You are to retype all of the data exactly as it appears.

(Records from a data collection)

########

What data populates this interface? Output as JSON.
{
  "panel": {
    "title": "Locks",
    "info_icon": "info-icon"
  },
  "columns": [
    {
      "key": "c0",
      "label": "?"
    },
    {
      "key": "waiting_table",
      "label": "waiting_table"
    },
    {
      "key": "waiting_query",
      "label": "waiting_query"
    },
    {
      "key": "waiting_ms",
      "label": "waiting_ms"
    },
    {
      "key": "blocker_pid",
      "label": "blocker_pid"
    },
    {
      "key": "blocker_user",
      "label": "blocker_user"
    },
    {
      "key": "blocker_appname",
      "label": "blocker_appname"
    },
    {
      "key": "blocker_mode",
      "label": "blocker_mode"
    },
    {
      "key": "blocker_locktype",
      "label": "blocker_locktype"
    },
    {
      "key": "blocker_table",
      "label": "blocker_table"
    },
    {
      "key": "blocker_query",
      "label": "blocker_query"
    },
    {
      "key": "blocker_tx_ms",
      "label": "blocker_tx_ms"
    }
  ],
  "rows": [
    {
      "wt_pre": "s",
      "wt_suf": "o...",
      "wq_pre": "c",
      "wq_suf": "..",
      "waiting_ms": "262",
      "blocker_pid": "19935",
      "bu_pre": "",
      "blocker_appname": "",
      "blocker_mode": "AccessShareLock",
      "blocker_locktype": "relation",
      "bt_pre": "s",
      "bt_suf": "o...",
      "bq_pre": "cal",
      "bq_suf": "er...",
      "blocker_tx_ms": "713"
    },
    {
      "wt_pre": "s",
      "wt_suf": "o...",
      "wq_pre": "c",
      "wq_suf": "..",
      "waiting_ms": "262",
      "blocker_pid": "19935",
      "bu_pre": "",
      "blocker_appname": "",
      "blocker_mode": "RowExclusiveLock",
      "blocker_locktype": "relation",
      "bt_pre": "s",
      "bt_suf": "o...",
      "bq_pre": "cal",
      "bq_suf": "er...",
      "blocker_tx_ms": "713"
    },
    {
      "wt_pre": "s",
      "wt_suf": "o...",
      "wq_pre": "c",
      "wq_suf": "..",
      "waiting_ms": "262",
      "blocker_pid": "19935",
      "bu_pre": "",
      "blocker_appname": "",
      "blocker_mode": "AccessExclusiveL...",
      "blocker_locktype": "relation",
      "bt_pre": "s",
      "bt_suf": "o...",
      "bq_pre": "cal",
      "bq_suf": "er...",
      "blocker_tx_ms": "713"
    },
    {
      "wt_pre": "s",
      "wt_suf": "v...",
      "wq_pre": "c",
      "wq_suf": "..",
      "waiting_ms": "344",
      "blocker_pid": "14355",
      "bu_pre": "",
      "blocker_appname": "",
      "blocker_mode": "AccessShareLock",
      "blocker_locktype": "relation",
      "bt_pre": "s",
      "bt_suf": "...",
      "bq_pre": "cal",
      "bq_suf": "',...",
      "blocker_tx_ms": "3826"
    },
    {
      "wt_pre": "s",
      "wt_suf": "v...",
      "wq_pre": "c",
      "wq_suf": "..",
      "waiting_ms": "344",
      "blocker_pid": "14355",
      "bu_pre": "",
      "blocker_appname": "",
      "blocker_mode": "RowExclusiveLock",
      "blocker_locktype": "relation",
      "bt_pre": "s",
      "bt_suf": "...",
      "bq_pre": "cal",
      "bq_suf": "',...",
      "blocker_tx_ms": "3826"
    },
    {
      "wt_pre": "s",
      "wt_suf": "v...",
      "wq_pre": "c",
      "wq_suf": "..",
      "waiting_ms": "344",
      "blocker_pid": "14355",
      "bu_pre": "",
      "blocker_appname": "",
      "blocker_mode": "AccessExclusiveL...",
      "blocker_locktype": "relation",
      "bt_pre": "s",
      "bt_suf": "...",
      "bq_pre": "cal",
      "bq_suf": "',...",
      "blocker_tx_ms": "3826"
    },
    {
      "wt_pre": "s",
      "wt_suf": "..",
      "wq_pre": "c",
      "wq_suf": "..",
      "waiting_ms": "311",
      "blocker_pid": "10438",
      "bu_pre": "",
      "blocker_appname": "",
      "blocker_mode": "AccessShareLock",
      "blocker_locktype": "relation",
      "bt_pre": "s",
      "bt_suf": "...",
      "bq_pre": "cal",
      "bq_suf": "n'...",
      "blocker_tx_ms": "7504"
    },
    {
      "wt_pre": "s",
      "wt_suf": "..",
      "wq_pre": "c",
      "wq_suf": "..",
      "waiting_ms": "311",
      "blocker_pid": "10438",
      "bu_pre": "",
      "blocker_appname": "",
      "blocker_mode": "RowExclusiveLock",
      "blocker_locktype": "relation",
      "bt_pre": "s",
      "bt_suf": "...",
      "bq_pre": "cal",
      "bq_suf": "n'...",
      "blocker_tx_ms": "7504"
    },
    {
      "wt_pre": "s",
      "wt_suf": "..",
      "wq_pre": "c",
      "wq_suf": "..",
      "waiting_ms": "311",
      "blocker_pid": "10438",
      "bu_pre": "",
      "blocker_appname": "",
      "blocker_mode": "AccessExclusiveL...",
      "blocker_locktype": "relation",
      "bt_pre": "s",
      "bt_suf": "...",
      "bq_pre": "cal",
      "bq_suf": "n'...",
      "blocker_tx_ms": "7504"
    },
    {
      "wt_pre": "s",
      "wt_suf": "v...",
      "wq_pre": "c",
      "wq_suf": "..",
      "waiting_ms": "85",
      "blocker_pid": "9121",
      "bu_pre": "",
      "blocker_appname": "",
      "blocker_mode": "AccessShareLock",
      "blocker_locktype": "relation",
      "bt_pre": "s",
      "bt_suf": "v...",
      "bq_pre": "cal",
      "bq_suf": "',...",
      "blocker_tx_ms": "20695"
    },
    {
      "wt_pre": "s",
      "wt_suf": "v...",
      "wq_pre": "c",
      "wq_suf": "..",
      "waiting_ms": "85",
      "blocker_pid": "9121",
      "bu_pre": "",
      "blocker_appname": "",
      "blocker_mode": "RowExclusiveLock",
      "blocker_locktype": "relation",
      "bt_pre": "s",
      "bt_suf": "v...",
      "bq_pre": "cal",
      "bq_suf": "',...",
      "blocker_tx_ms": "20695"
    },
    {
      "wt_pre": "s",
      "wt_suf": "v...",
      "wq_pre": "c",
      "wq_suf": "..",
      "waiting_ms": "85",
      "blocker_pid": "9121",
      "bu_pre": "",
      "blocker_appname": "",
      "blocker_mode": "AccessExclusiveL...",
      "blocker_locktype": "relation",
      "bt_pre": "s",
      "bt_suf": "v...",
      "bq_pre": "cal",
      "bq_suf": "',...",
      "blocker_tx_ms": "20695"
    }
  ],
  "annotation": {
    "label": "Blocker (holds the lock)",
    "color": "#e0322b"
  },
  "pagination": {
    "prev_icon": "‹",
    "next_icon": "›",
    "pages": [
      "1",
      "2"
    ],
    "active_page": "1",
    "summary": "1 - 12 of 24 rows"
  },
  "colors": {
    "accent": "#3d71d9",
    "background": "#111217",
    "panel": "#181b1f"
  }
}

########

■ Answer to the problem:
What data populates this interface? Output as JSON.
{
  "panel": {
    "title": "Locks",
    "info_icon": "info-icon"
  },
  "columns": [
    {
      "key": "c0",
      "label": "?"
    },
    {
      "key": "waiting_table",
      "label": "waiting_table"
    },
    {
      "key": "waiting_query",
      "label": "waiting_query"
    },
    {
      "key": "waiting_ms",
      "label": "waiting_ms"
    },
    {
      "key": "blocker_pid",
      "label": "blocker_pid"
    },
    {
      "key": "blocker_user",
      "label": "blocker_user"
    },
    {
      "key": "blocker_appname",
      "label": "blocker_appname"
    },
    {
      "key": "blocker_mode",
      "label": "blocker_mode"
    },
    {
      "key": "blocker_locktype",
      "label": "blocker_locktype"
    },
    {
      "key": "blocker_table",
      "label": "blocker_table"
    },
    {
      "key": "blocker_query",
      "label": "blocker_query"
    },
    {
      "key": "blocker_tx_ms",
      "label": "blocker_tx_ms"
    }
  ],
  "rows": [
    {
      "wt_pre": "s",
      "wt_suf": "o...",
      "wq_pre": "c",
      "wq_suf": "..",
      "waiting_ms": "262",
      "blocker_pid": "19935",
      "bu_pre": "",
      "blocker_appname": "",
      "blocker_mode": "AccessShareLock",
      "blocker_locktype": "relation",
      "bt_pre": "s",
      "bt_suf": "o...",
      "bq_pre": "cal",
      "bq_suf": "er...",
      "blocker_tx_ms": "713"
    },
    {
      "wt_pre": "s",
      "wt_suf": "o...",
      "wq_pre": "c",
      "wq_suf": "..",
      "waiting_ms": "262",
      "blocker_pid": "19935",
      "bu_pre": "",
      "blocker_appname": "",
      "blocker_mode": "RowExclusiveLock",
      "blocker_locktype": "relation",
      "bt_pre": "s",
      "bt_suf": "o...",
      "bq_pre": "cal",
      "bq_suf": "er...",
      "blocker_tx_ms": "713"
    },
    {
      "wt_pre": "s",
      "wt_suf": "o...",
      "wq_pre": "c",
      "wq_suf": "..",
      "waiting_ms": "262",
      "blocker_pid": "19935",
      "bu_pre": "",
      "blocker_appname": "",
      "blocker_mode": "AccessExclusiveL...",
      "blocker_locktype": "relation",
      "bt_pre": "s",
      "bt_suf": "o...",
      "bq_pre": "cal",
      "bq_suf": "er...",
      "blocker_tx_ms": "713"
    },
    {
      "wt_pre": "s",
      "wt_suf": "v...",
      "wq_pre": "c",
      "wq_suf": "..",
      "waiting_ms": "344",
      "blocker_pid": "14355",
      "bu_pre": "",
      "blocker_appname": "",
      "blocker_mode": "AccessShareLock",
      "blocker_locktype": "relation",
      "bt_pre": "s",
      "bt_suf": "...",
      "bq_pre": "cal",
      "bq_suf": "',...",
      "blocker_tx_ms": "3826"
    },
    {
      "wt_pre": "s",
      "wt_suf": "v...",
      "wq_pre": "c",
      "wq_suf": "..",
      "waiting_ms": "344",
      "blocker_pid": "14355",
      "bu_pre": "",
      "blocker_appname": "",
      "blocker_mode": "RowExclusiveLock",
      "blocker_locktype": "relation",
      "bt_pre": "s",
      "bt_suf": "...",
      "bq_pre": "cal",
      "bq_suf": "',...",
      "blocker_tx_ms": "3826"
    },
    {
      "wt_pre": "s",
      "wt_suf": "v...",
      "wq_pre": "c",
      "wq_suf": "..",
      "waiting_ms": "344",
      "blocker_pid": "14355",
      "bu_pre": "",
      "blocker_appname": "",
      "blocker_mode": "AccessExclusiveL...",
      "blocker_locktype": "relation",
      "bt_pre": "s",
      "bt_suf": "...",
      "bq_pre": "cal",
      "bq_suf": "',...",
      "blocker_tx_ms": "3826"
    },
    {
      "wt_pre": "s",
      "wt_suf": "..",
      "wq_pre": "c",
      "wq_suf": "..",
      "waiting_ms": "311",
      "blocker_pid": "10438",
      "bu_pre": "",
      "blocker_appname": "",
      "blocker_mode": "AccessShareLock",
      "blocker_locktype": "relation",
      "bt_pre": "s",
      "bt_suf": "...",
      "bq_pre": "cal",
      "bq_suf": "n'...",
      "blocker_tx_ms": "7504"
    },
    {
      "wt_pre": "s",
      "wt_suf": "..",
      "wq_pre": "c",
      "wq_suf": "..",
      "waiting_ms": "311",
      "blocker_pid": "10438",
      "bu_pre": "",
      "blocker_appname": "",
      "blocker_mode": "RowExclusiveLock",
      "blocker_locktype": "relation",
      "bt_pre": "s",
      "bt_suf": "...",
      "bq_pre": "cal",
      "bq_suf": "n'...",
      "blocker_tx_ms": "7504"
    },
    {
      "wt_pre": "s",
      "wt_suf": "..",
      "wq_pre": "c",
      "wq_suf": "..",
      "waiting_ms": "311",
      "blocker_pid": "10438",
      "bu_pre": "",
      "blocker_appname": "",
      "blocker_mode": "AccessExclusiveL...",
      "blocker_locktype": "relation",
      "bt_pre": "s",
      "bt_suf": "...",
      "bq_pre": "cal",
      "bq_suf": "n'...",
      "blocker_tx_ms": "7504"
    },
    {
      "wt_pre": "s",
      "wt_suf": "v...",
      "wq_pre": "c",
      "wq_suf": "..",
      "waiting_ms": "85",
      "blocker_pid": "9121",
      "bu_pre": "",
      "blocker_appname": "",
      "blocker_mode": "AccessShareLock",
      "blocker_locktype": "relation",
      "bt_pre": "s",
      "bt_suf": "v...",
      "bq_pre": "cal",
      "bq_suf": "',...",
      "blocker_tx_ms": "20695"
    },
    {
      "wt_pre": "s",
      "wt_suf": "v...",
      "wq_pre": "c",
      "wq_suf": "..",
      "waiting_ms": "85",
      "blocker_pid": "9121",
      "bu_pre": "",
      "blocker_appname": "",
      "blocker_mode": "RowExclusiveLock",
      "blocker_locktype": "relation",
      "bt_pre": "s",
      "bt_suf": "v...",
      "bq_pre": "cal",
      "bq_suf": "',...",
      "blocker_tx_ms": "20695"
    },
    {
      "wt_pre": "s",
      "wt_suf": "v...",
      "wq_pre": "c",
      "wq_suf": "..",
      "waiting_ms": "85",
      "blocker_pid": "9121",
      "bu_pre": "",
      "blocker_appname": "",
      "blocker_mode": "AccessExclusiveL...",
      "blocker_locktype": "relation",
      "bt_pre": "s",
      "bt_suf": "v...",
      "bq_pre": "cal",
      "bq_suf": "',...",
      "blocker_tx_ms": "20695"
    }
  ],
  "annotation": {
    "label": "Blocker (holds the lock)",
    "color": "#e0322b"
  },
  "pagination": {
    "prev_icon": "‹",
    "next_icon": "›",
    "pages": [
      "1",
      "2"
    ],
    "active_page": "1",
    "summary": "1 - 12 of 24 rows"
  },
  "colors": {
    "accent": "#3d71d9",
    "background": "#111217",
    "panel": "#181b1f"
  }
}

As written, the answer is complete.